PSA velocity and PSA doubling time: You will recall earlier in this chapter we discussed the man whose PSA went from 1 to 3, as being perhaps more worrisome than a man with a PSA between 5 and 7 while being followed for a decade. Quoting from the National Cancer Institute, “Some evidence suggests that the rate of increase in a man’s PSA level may be helpful in predicting whether he has prostate cancer.”

Pro-PSA: There is quite a lot of work being done looking at these different inactive precursors of PSA, and there is some evidence that pro-PSA may be a better predictor, and hence a better screening methodology than PSA as we are using it today. This is not yet ready for “primetime” yet.

PCa3: This test is readily available for clinical use today, and has a place in our screening toolbox. PCa3 is a chemical produced in the prostate gland. In order to do the test, the physician must put a little pressure on the prostate while doing the digital rectal exam. This pushes a little prostate fluid into the urethra. The patient is then asked to urinate, and the first ounce or so of urine will contain that prostate fluid. This sample is then sent to a specialized lab capable of doing the test. If PCa3 is present in this urine sample, depending upon the degree, the risk of prostate cancer can be further elucidated. The nee for a biopsy can be refined depending upon the result of the PCa3.

One other approach that is receiving increased incidence we will mention only briefly here since this chapter is about PSA, but is being looked at as a screening tool for prostate cancer. This is not a blood test, but an imaging study. Prostate MRI with a powerful 3 tesla MRI machine has shown usefulness in imaging cancer with considerable accuracy within the prostate gland itself.

DEFINITIVELY DIAGNOSING PROSTATE CANCER:

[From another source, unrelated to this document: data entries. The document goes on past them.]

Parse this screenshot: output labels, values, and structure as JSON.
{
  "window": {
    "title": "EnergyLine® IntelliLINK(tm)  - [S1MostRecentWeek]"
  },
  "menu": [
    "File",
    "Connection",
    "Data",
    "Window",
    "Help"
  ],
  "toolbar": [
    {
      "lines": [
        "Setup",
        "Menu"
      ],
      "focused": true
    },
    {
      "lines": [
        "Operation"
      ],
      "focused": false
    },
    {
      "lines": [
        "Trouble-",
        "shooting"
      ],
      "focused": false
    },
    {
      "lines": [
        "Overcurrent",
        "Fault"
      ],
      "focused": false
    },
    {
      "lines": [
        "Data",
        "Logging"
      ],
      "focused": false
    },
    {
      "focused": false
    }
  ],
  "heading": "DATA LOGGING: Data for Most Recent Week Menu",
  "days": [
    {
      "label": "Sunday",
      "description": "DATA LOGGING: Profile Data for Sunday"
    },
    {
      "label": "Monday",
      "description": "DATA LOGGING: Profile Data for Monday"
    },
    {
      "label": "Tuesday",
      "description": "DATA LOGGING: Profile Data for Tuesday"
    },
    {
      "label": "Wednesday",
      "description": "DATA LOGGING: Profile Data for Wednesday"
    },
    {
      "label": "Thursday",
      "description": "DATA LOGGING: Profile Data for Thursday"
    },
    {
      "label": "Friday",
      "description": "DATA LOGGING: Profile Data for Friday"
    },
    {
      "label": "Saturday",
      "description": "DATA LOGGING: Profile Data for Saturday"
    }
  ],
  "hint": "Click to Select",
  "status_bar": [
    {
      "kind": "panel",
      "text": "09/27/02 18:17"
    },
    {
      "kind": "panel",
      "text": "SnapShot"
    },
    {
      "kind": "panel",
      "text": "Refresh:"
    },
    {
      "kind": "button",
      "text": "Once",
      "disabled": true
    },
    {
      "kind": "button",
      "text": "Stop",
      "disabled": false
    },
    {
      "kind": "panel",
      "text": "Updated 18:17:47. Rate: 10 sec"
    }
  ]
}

As the science of prostate cancer diagnosis stands today, biopsy remains the only definitive way to make the diagnosis. There are a couple caveats here-a man with a PSA over 100 probably does not need a biopsy. A man who has on X-Ray definitive evidence of cancer in his bones, and a high PSA many not need a biopsy. However, this chapter is about screening, and especially screening in the man with no symptoms. In that man, biopsy of the prostate remains the final diagnostic test. The use of PSA and the other modalities mentioned above serve mostly to help the physician and the patient decide as to whether proceeding on to biopsy is indicated. We are trying to refine screening so that we will be able to avoid biopsy in many men because, as a result of screening tests, we can reasonably believe our patient does NOT have prostate cancer.

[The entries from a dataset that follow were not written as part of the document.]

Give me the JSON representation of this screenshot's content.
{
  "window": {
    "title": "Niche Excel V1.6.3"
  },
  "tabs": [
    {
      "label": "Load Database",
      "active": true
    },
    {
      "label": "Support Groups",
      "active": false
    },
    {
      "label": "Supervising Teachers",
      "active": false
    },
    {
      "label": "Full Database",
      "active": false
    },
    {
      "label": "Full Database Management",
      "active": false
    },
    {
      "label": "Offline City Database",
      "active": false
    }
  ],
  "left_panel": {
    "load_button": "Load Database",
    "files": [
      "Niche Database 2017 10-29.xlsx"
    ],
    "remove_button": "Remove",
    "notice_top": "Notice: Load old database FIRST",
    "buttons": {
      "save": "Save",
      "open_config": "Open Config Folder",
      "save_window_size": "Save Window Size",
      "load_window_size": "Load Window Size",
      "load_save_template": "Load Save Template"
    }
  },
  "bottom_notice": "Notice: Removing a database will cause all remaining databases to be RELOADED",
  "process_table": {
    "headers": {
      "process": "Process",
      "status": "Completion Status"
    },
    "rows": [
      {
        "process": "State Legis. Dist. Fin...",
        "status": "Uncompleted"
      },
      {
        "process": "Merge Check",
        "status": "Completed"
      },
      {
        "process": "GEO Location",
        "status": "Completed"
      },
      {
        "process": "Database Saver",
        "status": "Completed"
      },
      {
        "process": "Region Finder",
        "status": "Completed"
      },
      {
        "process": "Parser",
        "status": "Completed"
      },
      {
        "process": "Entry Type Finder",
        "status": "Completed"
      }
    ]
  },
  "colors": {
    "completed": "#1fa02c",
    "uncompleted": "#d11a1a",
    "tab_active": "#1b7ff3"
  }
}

As is clear to all of you now, having read these pages, PSA remains an extremely valuable tool in our cancer screening toolbox. How it can be useful in the case of each individual patient remains just that, individual. With the information we hope you have gained in this chapter, you will hopefully be in a better position to understand the usefulness as well as the limitations of PSA screening. Hopefully the decision making process will be clearer to you as you have discussions with your physician regarding PSA screening for prostate cancer. For many of you, it will be quite simple. If for example, you are a healthy man between 50 and 70 years of age, and you already know that whether you have PCa matters to you so that you can make proper decisions, doing the test is a slam-dunk. This would include a wide swath of men. For some, it will not be so simple, and many factors will have to be considered prior to screening. We hope this chapter has helped.

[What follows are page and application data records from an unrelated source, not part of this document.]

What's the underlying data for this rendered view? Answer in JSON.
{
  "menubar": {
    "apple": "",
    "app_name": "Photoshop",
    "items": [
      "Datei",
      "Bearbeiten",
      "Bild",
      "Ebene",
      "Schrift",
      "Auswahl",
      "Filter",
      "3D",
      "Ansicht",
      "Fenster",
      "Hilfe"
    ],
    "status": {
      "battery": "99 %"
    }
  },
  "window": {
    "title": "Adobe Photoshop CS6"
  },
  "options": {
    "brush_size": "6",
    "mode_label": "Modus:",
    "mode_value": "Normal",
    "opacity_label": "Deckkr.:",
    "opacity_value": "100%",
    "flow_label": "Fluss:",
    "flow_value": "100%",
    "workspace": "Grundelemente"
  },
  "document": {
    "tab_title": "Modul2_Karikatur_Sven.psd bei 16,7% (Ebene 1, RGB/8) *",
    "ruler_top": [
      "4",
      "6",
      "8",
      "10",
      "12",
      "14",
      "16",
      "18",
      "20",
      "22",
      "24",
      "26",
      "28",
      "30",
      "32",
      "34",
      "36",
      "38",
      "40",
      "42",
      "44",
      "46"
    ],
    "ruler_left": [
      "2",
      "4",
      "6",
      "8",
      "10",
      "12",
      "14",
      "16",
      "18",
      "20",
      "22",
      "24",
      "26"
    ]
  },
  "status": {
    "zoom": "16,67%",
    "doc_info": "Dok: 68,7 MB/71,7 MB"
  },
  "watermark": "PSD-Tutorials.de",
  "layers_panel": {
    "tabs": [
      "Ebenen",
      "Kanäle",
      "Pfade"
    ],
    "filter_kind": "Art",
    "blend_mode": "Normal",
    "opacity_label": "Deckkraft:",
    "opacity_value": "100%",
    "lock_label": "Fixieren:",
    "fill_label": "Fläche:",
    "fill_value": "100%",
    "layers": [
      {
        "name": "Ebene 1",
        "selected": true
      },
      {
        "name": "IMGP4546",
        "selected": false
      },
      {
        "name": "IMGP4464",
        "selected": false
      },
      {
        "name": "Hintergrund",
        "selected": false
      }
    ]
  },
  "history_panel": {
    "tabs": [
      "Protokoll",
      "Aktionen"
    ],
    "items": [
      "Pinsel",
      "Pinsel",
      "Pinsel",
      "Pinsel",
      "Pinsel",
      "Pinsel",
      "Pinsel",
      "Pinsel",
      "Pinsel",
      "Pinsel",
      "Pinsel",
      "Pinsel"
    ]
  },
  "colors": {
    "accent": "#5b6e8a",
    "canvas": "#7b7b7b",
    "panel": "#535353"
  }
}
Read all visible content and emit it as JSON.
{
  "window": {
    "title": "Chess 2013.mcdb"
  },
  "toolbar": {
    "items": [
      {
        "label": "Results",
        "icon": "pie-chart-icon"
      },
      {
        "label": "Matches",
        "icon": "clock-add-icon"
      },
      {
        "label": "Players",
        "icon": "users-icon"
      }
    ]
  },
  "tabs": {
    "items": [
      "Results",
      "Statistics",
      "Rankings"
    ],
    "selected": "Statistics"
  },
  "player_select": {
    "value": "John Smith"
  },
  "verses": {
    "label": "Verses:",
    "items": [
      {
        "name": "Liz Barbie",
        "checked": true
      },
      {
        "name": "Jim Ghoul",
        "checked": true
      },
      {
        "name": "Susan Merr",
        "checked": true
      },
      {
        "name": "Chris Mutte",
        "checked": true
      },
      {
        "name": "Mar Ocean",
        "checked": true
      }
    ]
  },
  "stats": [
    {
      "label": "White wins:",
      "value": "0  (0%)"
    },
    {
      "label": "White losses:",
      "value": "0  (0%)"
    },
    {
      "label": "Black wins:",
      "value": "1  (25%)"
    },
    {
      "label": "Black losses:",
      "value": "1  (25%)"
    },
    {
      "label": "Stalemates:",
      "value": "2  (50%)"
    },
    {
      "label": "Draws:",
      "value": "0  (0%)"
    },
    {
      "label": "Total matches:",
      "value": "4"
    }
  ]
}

Let’s go back to our patient described at the beginning of the blog: He is 55 years old, having no urinary symptoms and is in for his physical. His prostate exam is normal, but his PSA is slightly elevated at 4.5. Last year he did not have an exam, but two years ago it was 2.7. He is referred to a urologist and a discussion takes place regarding whether he should proceed to prostate gland biopsy. What should he do? What would you want to do it this was your data? Hopefully, you now have some parameters to help you make the decision in your own individual situation.